REQUIRED ACTION: Copy each line in the data below that contains the word "Down".

Start of SUPPLIED INFORMATION

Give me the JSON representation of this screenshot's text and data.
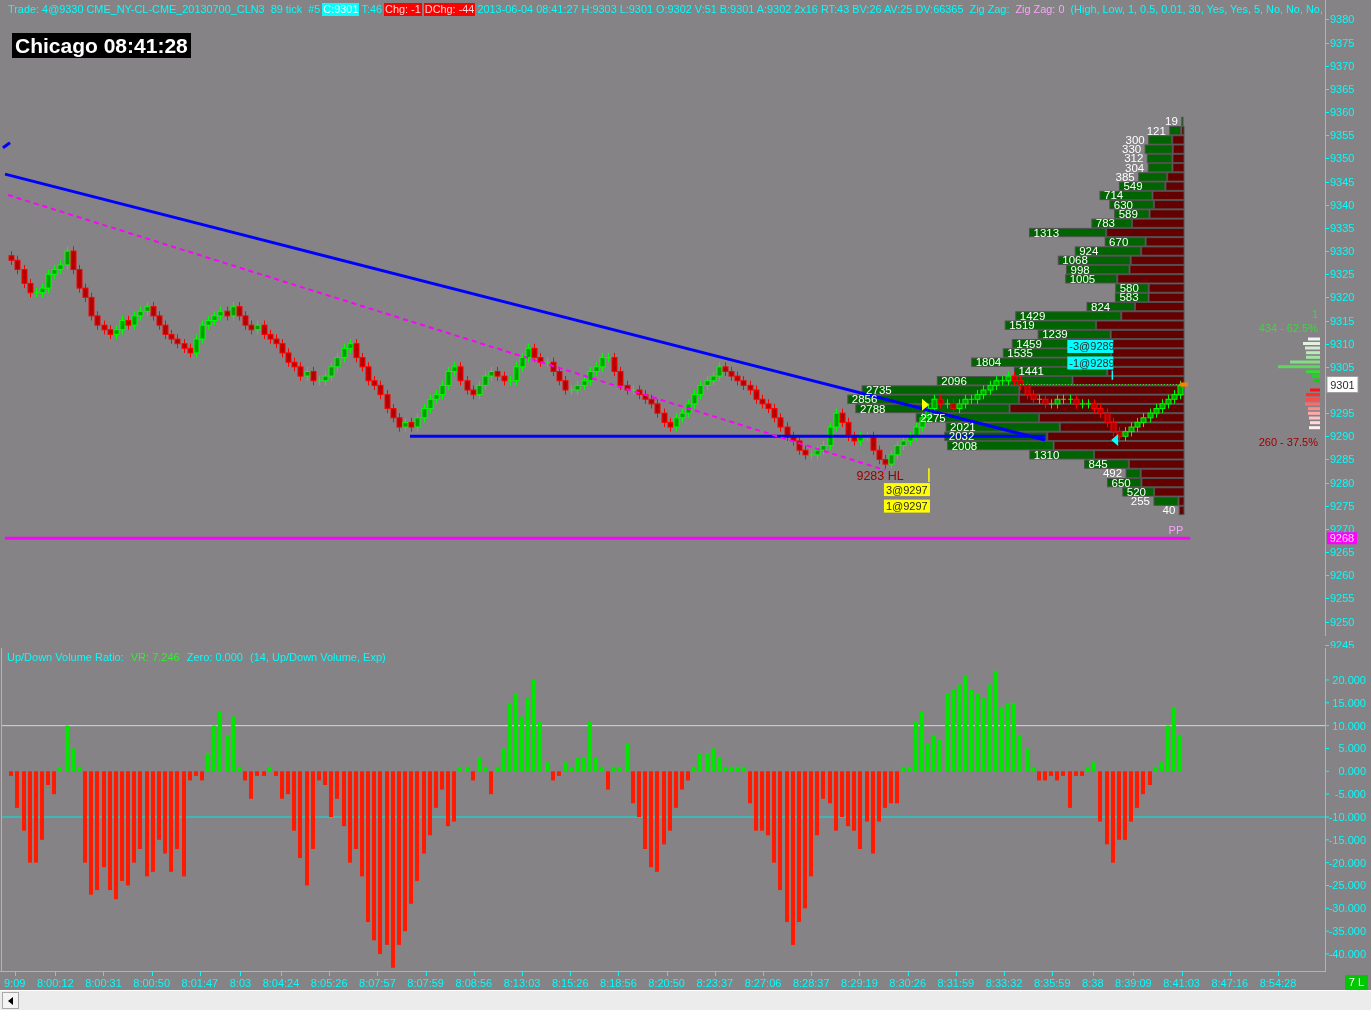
{
  "header": {
    "segments": [
      {
        "kind": "text",
        "text": "Trade: 4@9330 CME_NY-CL-CME_20130700_CLN3  89 tick  #5"
      },
      {
        "kind": "cyan_tag",
        "text": "C:9301"
      },
      {
        "kind": "text",
        "text": "T:46"
      },
      {
        "kind": "red_tag",
        "text": "Chg: -1"
      },
      {
        "kind": "red_tag",
        "text": "DChg: -44"
      },
      {
        "kind": "text",
        "text": "2013-06-04 08:41:27 H:9303 L:9301 O:9302 V:51 B:9301 A:9302 2x16 RT:43 BV:26 AV:25 DV:66365  Zig Zag:"
      },
      {
        "kind": "magenta_text",
        "text": "Zig Zag: 0"
      },
      {
        "kind": "text",
        "text": "(High, Low, 1, 0.5, 0.01, 30, Yes, Yes, 5, No, No, No,"
      }
    ]
  },
  "clock": "Chicago 08:41:28",
  "price_panel": {
    "price_axis": {
      "labels": [
        "9380",
        "9375",
        "9370",
        "9365",
        "9360",
        "9355",
        "9350",
        "9345",
        "9340",
        "9335",
        "9330",
        "9325",
        "9320",
        "9315",
        "9310",
        "9305",
        "9295",
        "9290",
        "9285",
        "9280",
        "9275",
        "9270",
        "9265",
        "9260",
        "9255",
        "9250",
        "9245"
      ]
    },
    "low_label": "9283 HL",
    "pivot": {
      "label": "PP",
      "tag": "9268"
    },
    "last_price_tag": "9301",
    "fills": [
      {
        "kind": "buy",
        "labels": [
          "3@9297",
          "1@9297"
        ]
      },
      {
        "kind": "sell",
        "labels": [
          "-3@9289",
          "-1@9289"
        ]
      }
    ],
    "volume_profile": {
      "labels": [
        "19",
        "121",
        "300",
        "330",
        "312",
        "304",
        "385",
        "549",
        "714",
        "630",
        "589",
        "783",
        "1313",
        "670",
        "924",
        "1068",
        "998",
        "1005",
        "580",
        "583",
        "824",
        "1429",
        "1519",
        "1239",
        "1459",
        "1535",
        "1804",
        "1441",
        "2096",
        "2735",
        "2856",
        "2788",
        "2275",
        "2021",
        "2032",
        "2008",
        "1310",
        "845",
        "492",
        "650",
        "520",
        "255",
        "40"
      ]
    },
    "ladder": {
      "count": "1",
      "buy_summary": "434 - 62.5%",
      "sell_summary": "260 - 37.5%"
    }
  },
  "indicator_panel": {
    "title_segments": [
      {
        "kind": "label",
        "text": "Up/Down Volume Ratio:"
      },
      {
        "kind": "value",
        "text": "VR: 7.246"
      },
      {
        "kind": "label",
        "text": "Zero: 0.000"
      },
      {
        "kind": "label",
        "text": "(14, Up/Down Volume, Exp)"
      }
    ],
    "chart_data": {
      "type": "bar",
      "categories": [
        null,
        null,
        null,
        null,
        null,
        null,
        null,
        null,
        null,
        null,
        null,
        null,
        null,
        null,
        null,
        null,
        null,
        null,
        null,
        null,
        null,
        null,
        null,
        null,
        null,
        null,
        null,
        null,
        null,
        null,
        null,
        null,
        null,
        null,
        null,
        null,
        null,
        null,
        null,
        null,
        null,
        null,
        null,
        null,
        null,
        null,
        null,
        null,
        null,
        null,
        null,
        null,
        null,
        null,
        null,
        null,
        null,
        null,
        null,
        null,
        null,
        null,
        null,
        null,
        null,
        null,
        null,
        null,
        null,
        null,
        null,
        null,
        null,
        null,
        null,
        null,
        null,
        null,
        null,
        null,
        null,
        null,
        null,
        null,
        null,
        null,
        null,
        null,
        null,
        null,
        null,
        null,
        null,
        null,
        null,
        null,
        null,
        null,
        null,
        null,
        null,
        null,
        null,
        null,
        null,
        null,
        null,
        null,
        null,
        null,
        null,
        null,
        null,
        null,
        null,
        null,
        null,
        null,
        null,
        null,
        null,
        null,
        null,
        null,
        null,
        null,
        null,
        null,
        null,
        null,
        null,
        null,
        null,
        null,
        null,
        null,
        null,
        null,
        null,
        null,
        null,
        null,
        null,
        null,
        null,
        null,
        null,
        null,
        null,
        null,
        null,
        null,
        null,
        null,
        null,
        null,
        null,
        null,
        null,
        null,
        null,
        null,
        null,
        null,
        null,
        null,
        null,
        null,
        null,
        null,
        null,
        null,
        null,
        null,
        null,
        null,
        null,
        null,
        null,
        null,
        null,
        null,
        null,
        null,
        null,
        null,
        null,
        null,
        null,
        null,
        null,
        null,
        null,
        null,
        null,
        null,
        null,
        null,
        null,
        null,
        null,
        null,
        null,
        null,
        null,
        null,
        null,
        null,
        null,
        null,
        null,
        null,
        null,
        null,
        null
      ],
      "ylim": [
        -43.94,
        27.0
      ],
      "yticks": [
        {
          "value": 20,
          "label": "20.000"
        },
        {
          "value": 15,
          "label": "15.000"
        },
        {
          "value": 10,
          "label": "10.000"
        },
        {
          "value": 5,
          "label": "5.000"
        },
        {
          "value": 0,
          "label": "0.000"
        },
        {
          "value": -5,
          "label": "-5.000"
        },
        {
          "value": -10,
          "label": "-10.000"
        },
        {
          "value": -15,
          "label": "-15.000"
        },
        {
          "value": -20,
          "label": "-20.000"
        },
        {
          "value": -25,
          "label": "-25.000"
        },
        {
          "value": -30,
          "label": "-30.000"
        },
        {
          "value": -35,
          "label": "-35.000"
        },
        {
          "value": -40,
          "label": "-40.000"
        }
      ],
      "ref_lines": [
        {
          "axis": "y",
          "value": 10
        },
        {
          "axis": "y",
          "value": -10
        }
      ],
      "values": [
        null,
        -1,
        -8,
        -13,
        -20,
        -20,
        -15,
        -3,
        -5,
        1,
        10,
        5,
        1,
        -20,
        -27,
        -26,
        -21,
        -26,
        -28,
        -24,
        -25,
        -20,
        -17,
        -23,
        -22,
        -15,
        -18,
        -22,
        -17,
        -23,
        -2,
        -1,
        -2,
        4,
        10,
        13,
        8,
        12,
        1,
        -2,
        -6,
        -1,
        -1,
        1,
        -1,
        -6,
        -5,
        -13,
        -19,
        -25,
        -17,
        -2,
        -3,
        -10,
        -6,
        -12,
        -20,
        -17,
        -23,
        -33,
        -37,
        -40,
        -38,
        -43,
        -38,
        -35,
        -29,
        -24,
        -18,
        -14,
        -8,
        -4,
        -12,
        -11,
        1,
        1,
        -2,
        3,
        1,
        -5,
        1,
        5,
        15,
        17,
        12,
        16,
        20,
        11,
        2,
        -2,
        -1,
        2,
        1,
        3,
        3,
        11,
        3,
        1,
        -4,
        1,
        1,
        6,
        -7,
        -10,
        -17,
        -21,
        -22,
        -16,
        -13,
        -8,
        -4,
        -2,
        1,
        4,
        4,
        5,
        3,
        1,
        1,
        1,
        1,
        -7,
        -13,
        -13,
        -14,
        -20,
        -26,
        -33,
        -38,
        -33,
        -30,
        -23,
        -14,
        -6,
        -7,
        -13,
        -10,
        -12,
        -13,
        -17,
        -11,
        -18,
        -11,
        -8,
        -7,
        -7,
        1,
        1,
        11,
        13,
        6,
        8,
        7,
        17,
        18,
        19,
        21,
        18,
        17,
        16,
        19,
        22,
        14,
        15,
        15,
        8,
        5,
        1,
        -2,
        -2,
        -1,
        -2,
        -1,
        -8,
        -1,
        -1,
        1,
        2,
        -11,
        -16,
        -20,
        -15,
        -15,
        -11,
        -8,
        -5,
        -3,
        1,
        2,
        10,
        14,
        8,
        null,
        null,
        null,
        null,
        null,
        null,
        null,
        null,
        null,
        null,
        null,
        null,
        null,
        null,
        null,
        null,
        null,
        null,
        null,
        null,
        null,
        null,
        null
      ]
    }
  },
  "time_axis": {
    "labels": [
      "9:09",
      "8:00:12",
      "8:00:31",
      "8:00:50",
      "8:01:47",
      "8:03",
      "8:04:24",
      "8:05:26",
      "8:07:57",
      "8:07:59",
      "8:08:56",
      "8:13:03",
      "8:15:26",
      "8:18:56",
      "8:20:50",
      "8:23:37",
      "8:27:06",
      "8:28:37",
      "8:29:19",
      "8:30:26",
      "8:31:59",
      "8:33:32",
      "8:35:59",
      "8:38",
      "8:39:09",
      "8:41:03",
      "8:47:16",
      "8:54:28"
    ]
  },
  "status_tag": "7 L"
}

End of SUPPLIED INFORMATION

EXERCISE ANSWER:
        "text": "Up/Down Volume Ratio:"
        "text": "(14, Up/Down Volume, Exp)"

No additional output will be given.